And the heroine Beth; she is an equally incredible heroine. Although she doesn’t understand Ian exactly, she accepts him as he is for all of his oddness. And she is touchingly, wonderfully protective of him – to the point of going toe to toe with his powerful brother the duke when she thinks Hart is just using him for his brilliant math skills and recall abilities. I just loved her to pieces. Although quite wealthy, she came by the wealth in a different kind of way. She started her life in the slums of London and slowly moved her way up in life. So unlike many historical heroines, she is quite savvy and as she is also a widow, she has experienced the pleasures of intimacy. When Ian and Beth are together, the chemistry is combustible. These are two vividly drawn characters. In addition to our main characters, there are also Ian’s brothers. Indulgent, protective, confused – all are ways they relate to their younger, ‘different’ brother, they are equally vivid characters and all the way through the book I kept hoping they would get their own stories and I don’t normally think like that. And I’m very happy to say they are, though it looks like I’ll have to wait for a while until I get to their stories. I was even most impressed with Curry, Ian’s valet and general care-taker and errand runner.

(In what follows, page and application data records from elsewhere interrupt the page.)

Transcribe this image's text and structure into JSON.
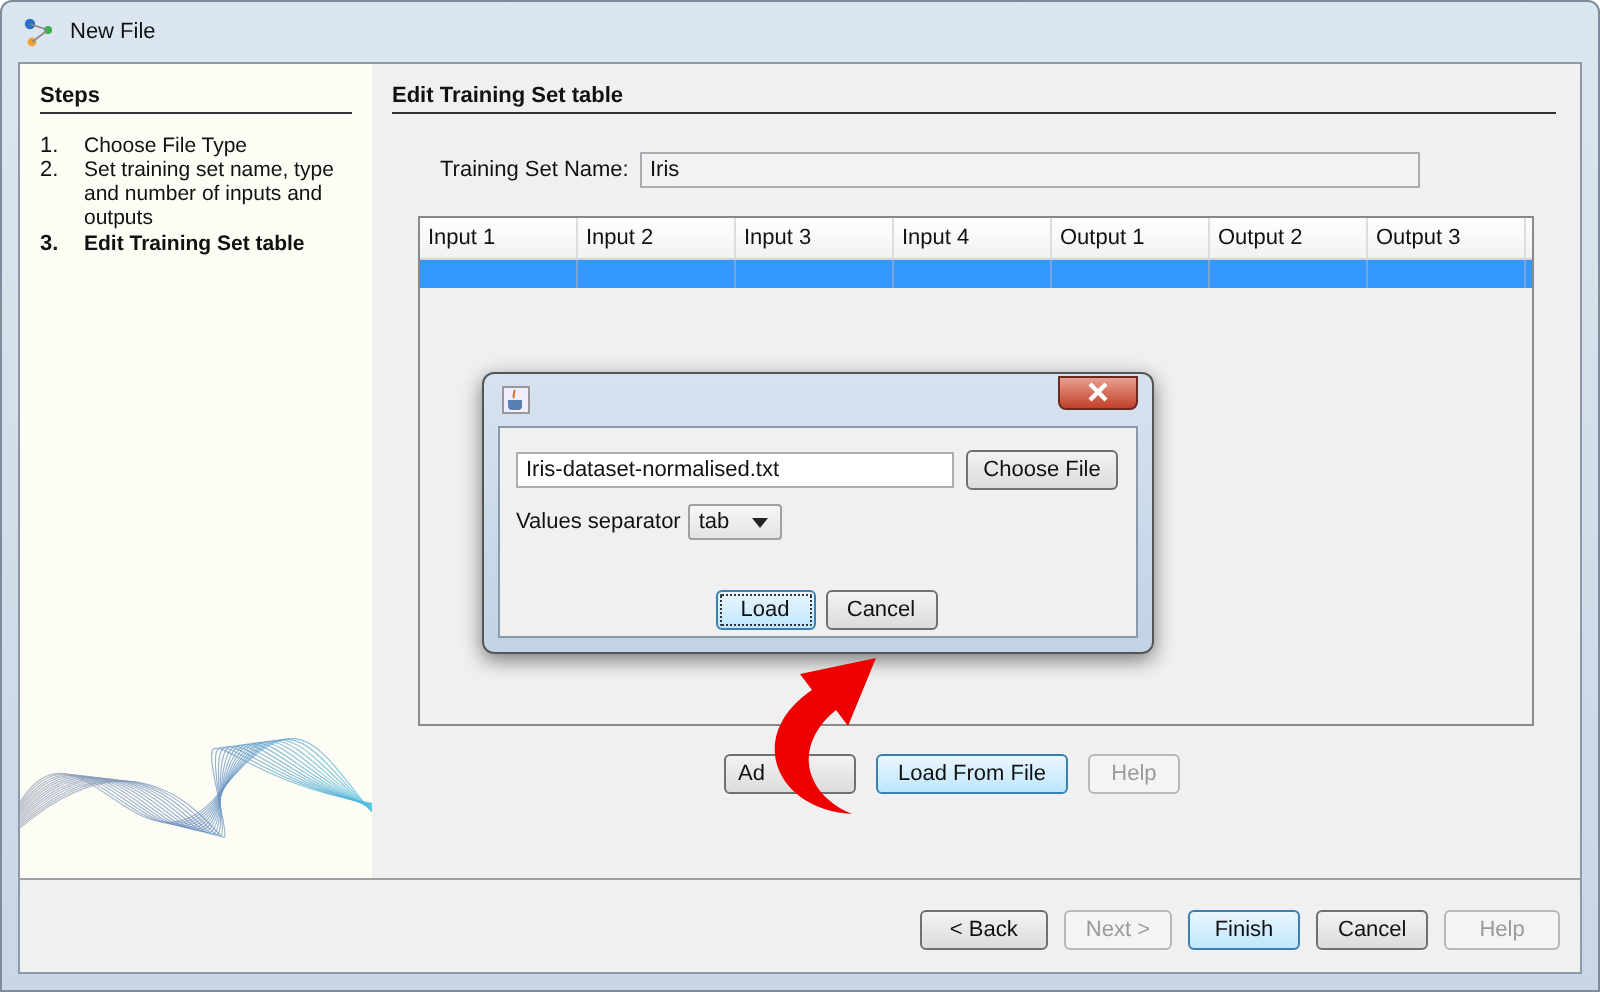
{
  "window": {
    "title": "New File"
  },
  "steps": {
    "title": "Steps",
    "items": [
      {
        "number": "1.",
        "text": "Choose File Type",
        "selected": false
      },
      {
        "number": "2.",
        "text": "Set training set name, type and number of inputs and outputs",
        "selected": false
      },
      {
        "number": "3.",
        "text": "Edit Training Set table",
        "selected": true
      }
    ]
  },
  "panel": {
    "title": "Edit Training Set table",
    "name_label": "Training Set Name:",
    "name_value": "Iris"
  },
  "table": {
    "columns": [
      "Input 1",
      "Input 2",
      "Input 3",
      "Input 4",
      "Output 1",
      "Output 2",
      "Output 3"
    ],
    "rows": [
      {
        "selected": true
      }
    ]
  },
  "table_buttons": [
    {
      "label": "Ad",
      "disabled": false,
      "highlighted": false
    },
    {
      "label": "Load From File",
      "disabled": false,
      "highlighted": true
    },
    {
      "label": "Help",
      "disabled": true,
      "highlighted": false
    }
  ],
  "dialog": {
    "file_value": "Iris-dataset-normalised.txt",
    "choose_button": "Choose File",
    "separator_label": "Values separator",
    "separator_value": "tab",
    "buttons": [
      {
        "label": "Load",
        "highlighted": true
      },
      {
        "label": "Cancel",
        "highlighted": false
      }
    ]
  },
  "buttons": [
    {
      "label": "< Back",
      "disabled": false,
      "highlighted": false
    },
    {
      "label": "Next >",
      "disabled": true,
      "highlighted": false
    },
    {
      "label": "Finish",
      "disabled": false,
      "highlighted": true
    },
    {
      "label": "Cancel",
      "disabled": false,
      "highlighted": false
    },
    {
      "label": "Help",
      "disabled": true,
      "highlighted": false
    }
  ]
}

As if to die for hero and heroine and great secondary characters weren’t enough, there is an interesting mystery to boot. There is an Inspector Javert type character who is investigating the murder of a young woman in a brothel a couple of years previously and following the MacKenzie clan. When another young woman related to the original murder is found dead, he is bound and determined that it is young Ian who did the killing and will do just about anything to try and prove it including trying to undermine the budding romance between Ian and Beth.

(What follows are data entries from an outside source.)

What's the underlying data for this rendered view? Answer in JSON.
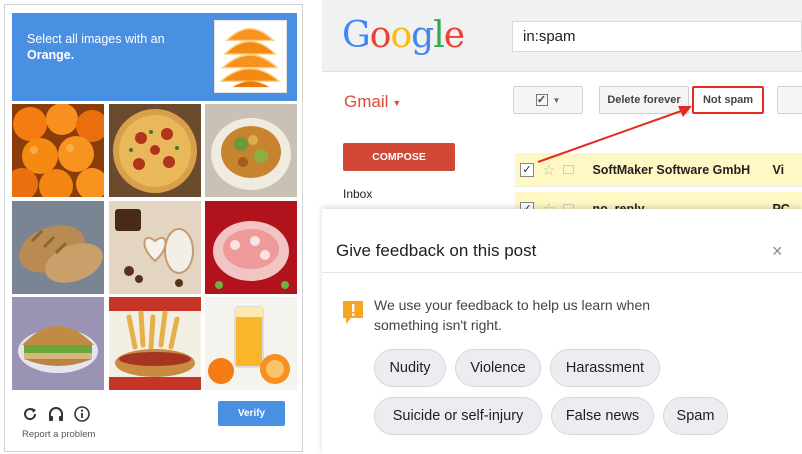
{
  "captcha": {
    "instruction_prefix": "Select all images with an",
    "instruction_target": "Orange.",
    "sample_image": "orange-slices",
    "tiles": [
      "oranges",
      "pizza",
      "food-plate",
      "bread",
      "cookies",
      "seafood-platter",
      "sandwich",
      "hotdog-fries",
      "orange-juice"
    ],
    "icons": [
      "refresh-icon",
      "headphones-icon",
      "info-icon"
    ],
    "report_link": "Report a problem",
    "verify_label": "Verify",
    "accent": "#4a90e2"
  },
  "gmail": {
    "logo_letters": [
      {
        "ch": "G",
        "color": "#4285f4"
      },
      {
        "ch": "o",
        "color": "#ea4335"
      },
      {
        "ch": "o",
        "color": "#fbbc05"
      },
      {
        "ch": "g",
        "color": "#4285f4"
      },
      {
        "ch": "l",
        "color": "#34a853"
      },
      {
        "ch": "e",
        "color": "#ea4335"
      }
    ],
    "search_value": "in:spam",
    "label": "Gmail",
    "buttons": {
      "delete_forever": "Delete forever",
      "not_spam": "Not spam"
    },
    "compose_label": "COMPOSE",
    "inbox_label": "Inbox",
    "rows": [
      {
        "sender": "SoftMaker Software GmbH",
        "subject": "Vi"
      },
      {
        "sender": "no_reply",
        "subject": "PC"
      }
    ],
    "highlight_color": "#e52b20"
  },
  "feedback": {
    "title": "Give feedback on this post",
    "close": "×",
    "message": "We use your feedback to help us learn when something isn't right.",
    "chips_row1": [
      "Nudity",
      "Violence",
      "Harassment"
    ],
    "chips_row2": [
      "Suicide or self-injury",
      "False news",
      "Spam"
    ],
    "alert_color": "#f5a623"
  }
}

“This is really a refreshing book. The hero, Ian MacKenzie, has Asperger. He was institutionalized by his father at an early age. He was finally freed by his oldest brother after many years in the asylum.
Beth, the heroine, is a widow. She was happily married but her husband died within a year of marriage. Because of her life experiences, Beth grasps life with both hands.
When the two met, Ian knows instantly that they are meant to be. In his brutally honest way (remember he has Asperger), he tells Beth so. But, he also tells her that he can never love her. Ian believes that he can't love because of his condition. The rest of the book tells the story of their struggle for their "happlily ever after".
I love this book because it is not often that you read about a hero with real life issues...issues that will not disappear at the end of the book. From Ian's unorthodox way of appraising Ming pottery to his brutal honesty, the author did a fantastic job depicting Ian's condition. With Beth's fortitude and unflinching support, she is the perfect mate for Ian. It is great to see him with someone that he can depend on to love and help him through life.
I know I didn't give much detail, that is because I want you to read it for yourself.”